One of the advantages of supervised learning is that the final error metric is available during training. For classifiers, the algorithm can directly reduce the number of misclassifications on the training set. Unfortunately, when modeling human learning or constructing classifiers for autonomous robots, supervisory labels are often not available or too(More)
We introduce two new low-level computational models of brightness perception that account for a wide range of brightness illusions, including many variations on White's Effect [Perception, 8, 1979, 413]. Our models extend Blakeslee and McCourt's ODOG model [Vision Research, 39, 1999, 4361], which combines multiscale oriented difference-of-Gaussian filters(More)
The role of feature correlations in semantic memory is a central issue in conceptual representation. In two versions of the feature verification task, participants were faster to verify that a feature (< is juicy >) is part of a concept (grapefruit) if it is strongly rather than weakly intercorrelated with the other features of that concept. Contrasting(More)
In supervised learning variable selection is used to find a subset of the available inputs that accurately predict the output. This paper shows that some of the variables that variable selection discards can beneficially be used as extra outputs for inductive transfer. Using discarded input variables as extra outputs forces the model to learn mappings from(More)
A brain-computer interface (BCI) is a system which allows direct translation of brain states into actions, bypassing the usual muscular pathways. A BCI system works by extracting user brain signals, applying machine learning algorithms to classify the user's brain state, and performing a computer-controlled action. Our goal is to improve brain state(More)
A cornucopia of dimensionality reduction techniques have emerged over the past decade, leaving data analysts with a wide variety of choices for reducing their data. Means of evaluating and comparing low-dimensional embeddings useful for visualization, however, are very limited. When proposing a new technique it is common to simply show rival embeddings(More)
In many problem domains data may come from multiple sources (or views), such as video and audio from a camera or text on and links to a web page. These multiple views of the data are often not directly comparable to one another, and thus a principled method for their integration is warranted. In this paper we develop a new algorithm to leverage information(More)
We show that it is possible to successfully predict subsequent memory performance based on single-trial EEG activity before and during item presentation in the study phase. Two-class classification was conducted to predict subsequently remembered vs. forgotten trials based on subjects' responses in the recognition phase. The overall accuracy across 18(More)

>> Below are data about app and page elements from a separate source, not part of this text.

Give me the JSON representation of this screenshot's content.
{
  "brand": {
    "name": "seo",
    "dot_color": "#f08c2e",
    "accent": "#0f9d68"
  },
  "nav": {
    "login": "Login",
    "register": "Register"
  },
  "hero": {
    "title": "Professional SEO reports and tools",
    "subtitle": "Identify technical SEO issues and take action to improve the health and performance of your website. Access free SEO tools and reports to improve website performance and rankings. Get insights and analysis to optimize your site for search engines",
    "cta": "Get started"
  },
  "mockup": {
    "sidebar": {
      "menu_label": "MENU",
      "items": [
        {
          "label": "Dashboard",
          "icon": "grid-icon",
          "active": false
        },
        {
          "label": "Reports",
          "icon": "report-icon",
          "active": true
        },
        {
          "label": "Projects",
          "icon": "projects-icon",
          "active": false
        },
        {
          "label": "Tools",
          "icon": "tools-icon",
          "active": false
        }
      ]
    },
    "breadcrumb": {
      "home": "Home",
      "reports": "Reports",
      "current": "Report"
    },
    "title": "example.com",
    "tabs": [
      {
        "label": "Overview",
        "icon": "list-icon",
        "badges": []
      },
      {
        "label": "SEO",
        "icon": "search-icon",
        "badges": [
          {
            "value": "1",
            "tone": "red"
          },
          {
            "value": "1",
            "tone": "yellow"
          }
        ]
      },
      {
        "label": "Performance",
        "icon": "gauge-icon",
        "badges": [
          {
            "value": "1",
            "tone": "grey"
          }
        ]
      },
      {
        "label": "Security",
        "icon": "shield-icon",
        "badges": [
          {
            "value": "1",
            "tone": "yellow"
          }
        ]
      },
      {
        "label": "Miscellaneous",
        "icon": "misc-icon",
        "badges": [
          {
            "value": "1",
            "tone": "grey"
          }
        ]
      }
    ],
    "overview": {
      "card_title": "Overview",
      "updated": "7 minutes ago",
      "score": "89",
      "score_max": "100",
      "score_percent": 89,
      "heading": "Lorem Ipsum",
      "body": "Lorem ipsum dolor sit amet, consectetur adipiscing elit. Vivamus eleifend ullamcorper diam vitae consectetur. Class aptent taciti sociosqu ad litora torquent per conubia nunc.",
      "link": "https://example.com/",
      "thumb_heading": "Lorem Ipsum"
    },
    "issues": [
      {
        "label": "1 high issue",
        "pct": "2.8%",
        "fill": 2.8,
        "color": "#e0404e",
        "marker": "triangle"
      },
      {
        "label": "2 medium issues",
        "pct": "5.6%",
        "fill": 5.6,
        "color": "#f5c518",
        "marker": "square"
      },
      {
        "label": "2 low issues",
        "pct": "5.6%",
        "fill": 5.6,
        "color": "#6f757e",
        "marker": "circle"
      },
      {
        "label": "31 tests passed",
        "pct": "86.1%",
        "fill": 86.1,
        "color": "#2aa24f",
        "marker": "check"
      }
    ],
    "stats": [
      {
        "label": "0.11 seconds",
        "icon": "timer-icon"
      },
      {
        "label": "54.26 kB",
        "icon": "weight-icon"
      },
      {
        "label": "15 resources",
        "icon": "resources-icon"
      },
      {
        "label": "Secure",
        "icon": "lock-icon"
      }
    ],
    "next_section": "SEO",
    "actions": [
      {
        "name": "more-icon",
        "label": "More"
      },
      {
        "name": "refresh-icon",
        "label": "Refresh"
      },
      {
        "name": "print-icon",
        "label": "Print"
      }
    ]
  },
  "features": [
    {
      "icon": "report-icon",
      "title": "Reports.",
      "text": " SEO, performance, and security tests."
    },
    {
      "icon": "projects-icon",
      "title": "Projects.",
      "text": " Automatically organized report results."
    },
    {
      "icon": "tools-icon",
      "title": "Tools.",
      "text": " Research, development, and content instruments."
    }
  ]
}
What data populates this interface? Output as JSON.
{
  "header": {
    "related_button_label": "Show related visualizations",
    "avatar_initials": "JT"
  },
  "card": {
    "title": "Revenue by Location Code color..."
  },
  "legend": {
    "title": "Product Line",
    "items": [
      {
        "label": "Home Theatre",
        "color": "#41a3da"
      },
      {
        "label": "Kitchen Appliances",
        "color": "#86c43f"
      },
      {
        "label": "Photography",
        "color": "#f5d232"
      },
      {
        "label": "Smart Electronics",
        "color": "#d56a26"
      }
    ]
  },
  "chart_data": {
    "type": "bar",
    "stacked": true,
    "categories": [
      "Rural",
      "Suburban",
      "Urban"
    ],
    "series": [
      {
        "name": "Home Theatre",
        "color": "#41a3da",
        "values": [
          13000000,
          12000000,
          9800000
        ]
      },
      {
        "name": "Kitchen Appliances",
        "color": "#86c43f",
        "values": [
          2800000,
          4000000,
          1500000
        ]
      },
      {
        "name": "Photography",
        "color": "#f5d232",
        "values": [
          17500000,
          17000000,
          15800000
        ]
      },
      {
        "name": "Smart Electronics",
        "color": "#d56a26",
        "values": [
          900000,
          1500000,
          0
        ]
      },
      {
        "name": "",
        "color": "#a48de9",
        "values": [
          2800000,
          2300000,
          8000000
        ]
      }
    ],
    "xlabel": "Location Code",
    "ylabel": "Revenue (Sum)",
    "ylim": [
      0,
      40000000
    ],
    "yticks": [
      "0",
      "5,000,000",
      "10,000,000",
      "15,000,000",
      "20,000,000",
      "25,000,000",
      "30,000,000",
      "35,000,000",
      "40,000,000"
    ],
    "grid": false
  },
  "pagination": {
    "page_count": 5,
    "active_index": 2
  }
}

Humans and other animals learn to form complex categories without receiving a target output, or teaching signal, with each input pattern. In contrast, most computer algorithms that emulate such performance assume the brain is provided with the correct output at the neuronal level or require grossly unphysiological methods of information propagation. Natural(More)